(WHAT TO PRODUCE): Set down each of the records below exactly as it reads. No pictures go into the copy.

(EXCERPTED DATA):
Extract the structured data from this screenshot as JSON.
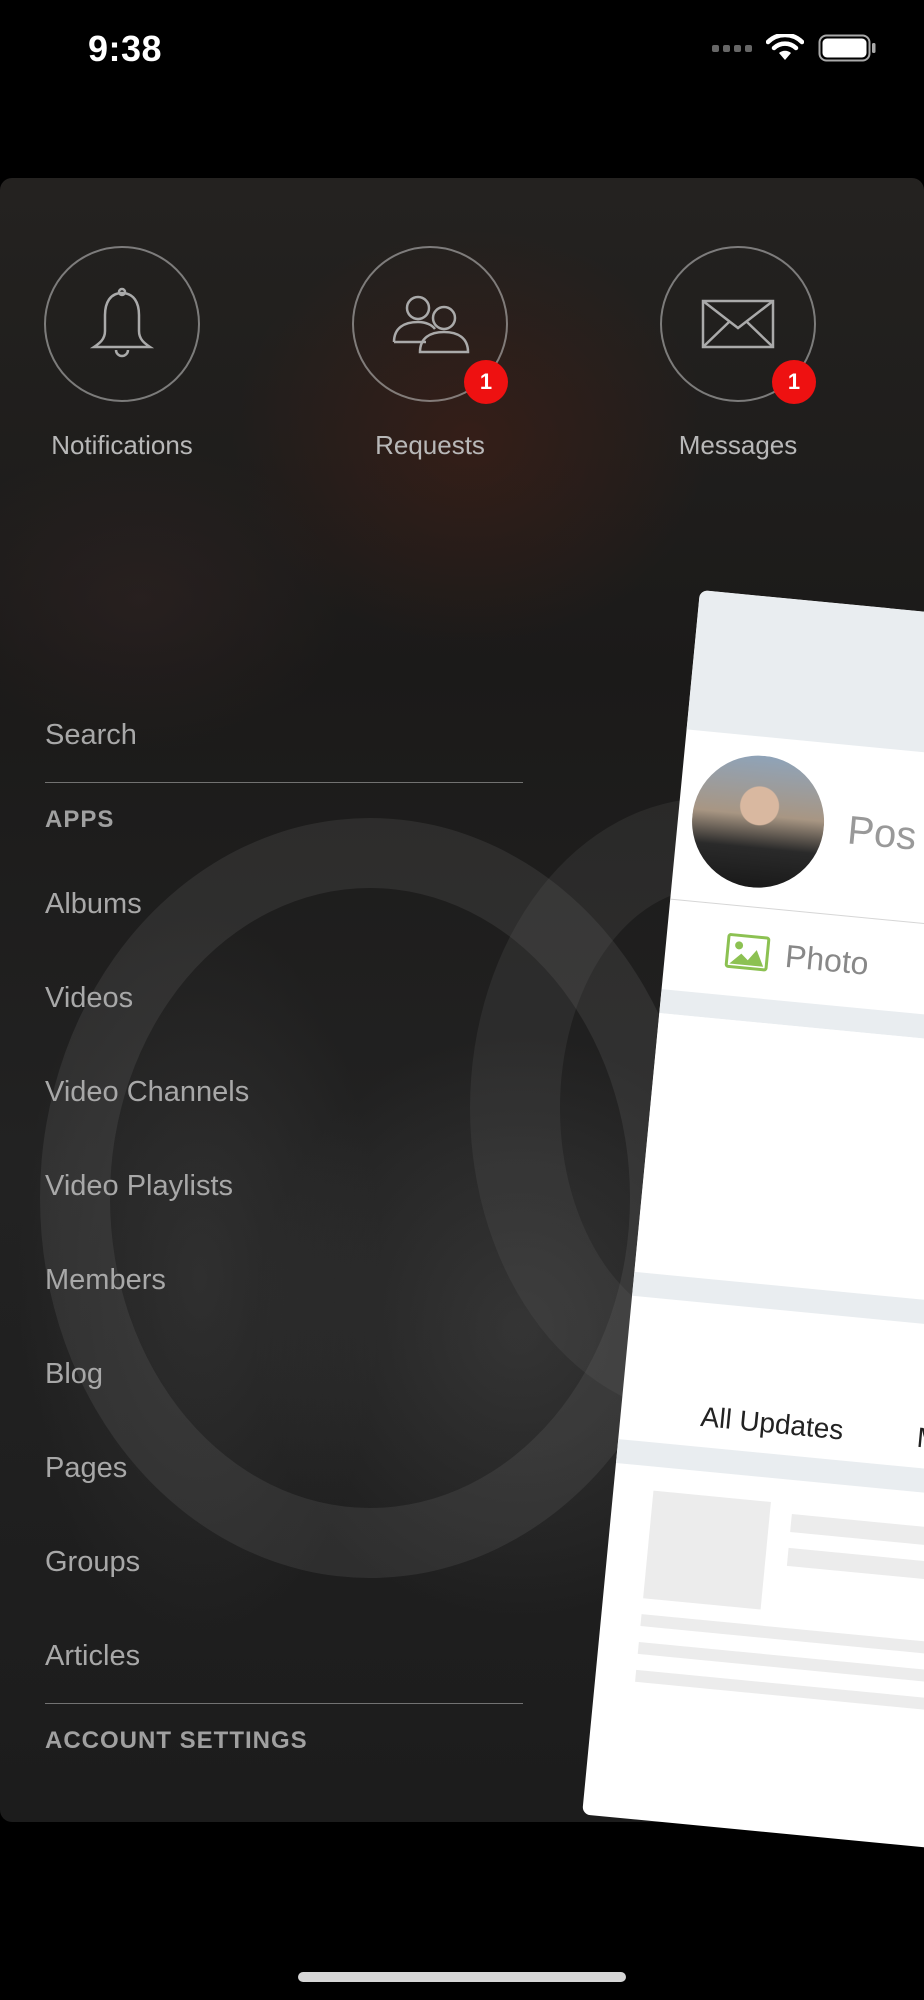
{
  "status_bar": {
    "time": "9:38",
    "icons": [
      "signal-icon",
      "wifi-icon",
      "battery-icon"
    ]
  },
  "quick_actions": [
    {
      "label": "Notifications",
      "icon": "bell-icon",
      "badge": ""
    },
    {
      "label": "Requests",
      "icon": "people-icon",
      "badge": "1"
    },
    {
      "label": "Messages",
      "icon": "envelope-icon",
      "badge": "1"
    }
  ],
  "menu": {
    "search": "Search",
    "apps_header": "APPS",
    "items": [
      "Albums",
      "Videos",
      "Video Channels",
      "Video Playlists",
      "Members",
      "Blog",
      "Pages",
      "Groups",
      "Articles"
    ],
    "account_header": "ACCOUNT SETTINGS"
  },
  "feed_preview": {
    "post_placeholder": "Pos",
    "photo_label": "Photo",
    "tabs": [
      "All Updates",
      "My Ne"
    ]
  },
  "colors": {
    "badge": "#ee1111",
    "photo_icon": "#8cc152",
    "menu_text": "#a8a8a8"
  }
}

(RESPONSE FOR THIS EXERCISE):
Extract the structured data from this screenshot as JSON.
{
  "status_bar": {
    "time": "9:38",
    "icons": [
      "signal-icon",
      "wifi-icon",
      "battery-icon"
    ]
  },
  "quick_actions": [
    {
      "label": "Notifications",
      "icon": "bell-icon",
      "badge": ""
    },
    {
      "label": "Requests",
      "icon": "people-icon",
      "badge": "1"
    },
    {
      "label": "Messages",
      "icon": "envelope-icon",
      "badge": "1"
    }
  ],
  "menu": {
    "search": "Search",
    "apps_header": "APPS",
    "items": [
      "Albums",
      "Videos",
      "Video Channels",
      "Video Playlists",
      "Members",
      "Blog",
      "Pages",
      "Groups",
      "Articles"
    ],
    "account_header": "ACCOUNT SETTINGS"
  },
  "feed_preview": {
    "post_placeholder": "Pos",
    "photo_label": "Photo",
    "tabs": [
      "All Updates",
      "My Ne"
    ]
  },
  "colors": {
    "badge": "#ee1111",
    "photo_icon": "#8cc152",
    "menu_text": "#a8a8a8"
  }
}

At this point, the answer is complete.